Here at the OCAC library, shelf real estate is hard to come by. Being a small library means that if you want something new, you have to get rid of something old. This in context of books is very sad. A book no matter how old or outdated still has literary value based on the time of its publication. A ceramics technique book from 1980 may not seem that valuable, but it can tell you a lot about the time period: the style, technique, and even some politics surrounding the craft and art therein.
As a book lover, it is always hard to weed “no longer relevant” materials from our collection. We do our best to make sure that books leaving our library get a good home. That they either go to a student who can use them, a faculty member who can teach with them, or another library that can use them. And as sad as it is to let go of books, book weeding is a natural part of a library life cycle.
In our attempt to save some books from being lost, libraries have adopted storage. Much like it sounds, storage is a building, garage, or storage unit that houses older/less-used library materials. To me storage has always been a sanctuary. Its a quiet secluded place separate from the library, where the books are hidden treasures. You can get away from the noise, from work, from all the trouble of your day and search through the stacks, never knowing what cool thing you are going to find next. That being said,storage is also a place where books go to die.
To me there are two types of patrons: catalog searchers, and stacks browsers. The first group are those who are tech savy and know the inner workings of the online searchable catalog. They do all their browsing here and order books to be pulled for them. These people may get an equal share of books from the library itself and books from the library’s storage, because they have the full list of what is available. The second group however are those who enjoy browsing. They know roughly what they are looking for. They make their way to that section of the library and browse for similar materials in the area. For these people they are only getting half the picture. They don’t get to see the all the other books on their selected topic, because those books live in storage. The phrase “out of sight, out of mind” has never been more appropriate than in the library world.

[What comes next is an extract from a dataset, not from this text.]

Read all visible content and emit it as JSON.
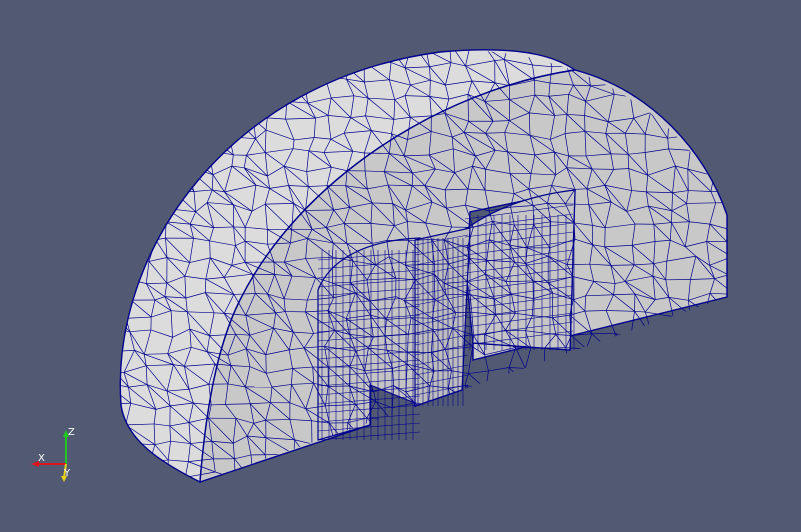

For many reasons, storage books are just not used as often as they should be. For us at OCAC this can be problematic as nearly a quarter of our library books live in storage. The importance of storage cannot be overlooked. having this additional space allows us to have a much larger collection of books, supporting all the academia here at OCAC.
This month we choose to celebrate that awesomeness that is storage. We have created a book display of storage materials that have not been looked in some time. How long you ask? All of the books in the display have been un-handled for 10 or more years. A DECADE without being used. If you have some time to come by and look these books. Pick them up, read them, and please check them out.
This year’s thesis class is very excited to be launching their Kickstarter campaign, which goes live tomorrow. The funds raised from the crowd-funding campaign will be used to create their show JUNCTURE, a two week exhibition of thesis work. The show will expertly showcase more than a year of hard work by the thesis class.
You can help make the show a possibility by going to their launch event.
“We will be hanging out on the top floor of the Asa Flats (1200 NW Marshall) from 5pm to 8pm TONIGHT (2/21/14). Pop in after work or before you light up the town! Have a glass of wine (or soda if that’s your thing), grab a snack and mingle with some incredible artists.”
The event will feature several monitors so that guests can view the thesis Kickstarter video. Participants can also back the event then and there by making a donation. If you can’t make it to the event itself, you can still support this very strong group of young artists by checking out the Kickstarter from home. Visit their site ocacthesis2014.tumblr.com for more details.
As a proud member of OCAC and the library, I can say that thesis work is crucial to the development of these artists. The process of writing a scholarly thesis prepares these individuals for life outside of art school. It challenges them to think critically of art and provides them with valuable skills they can take with them into life. Here at the library we work everyday with thesis students. We see their dedication, hard work, and enthusiasm. We support them everyday in their research endeavors and we ask that you support them as they build this show.
Well this week the library has been working busily. Our librarian Elsa has been purchasing this year’s new books and they have begun to trickle in. We are so excited to welcome roughly 150 new books to our collection.
The addition of new books also means that some books will be weeded out and will be available for students, faculty and staff to utilize in their crafts around the campus (Waste Not!). This year we have decided to weed out some old periodicals, or magazines, from the library. While some magazines lose relevance to the cirriculum at OCAC, they can still be used to inspire new student work, explore older craft technique, or reexamine past political and cultural statements within art. While it is always sad to remove materials from the library, we are very pleased that they can go to students and be put to good use. We are hoping that this will also make room for new subscriptions that our library community can really get excited about.
This Valentine’s day, come fall in love with one of our books. Be it old or new.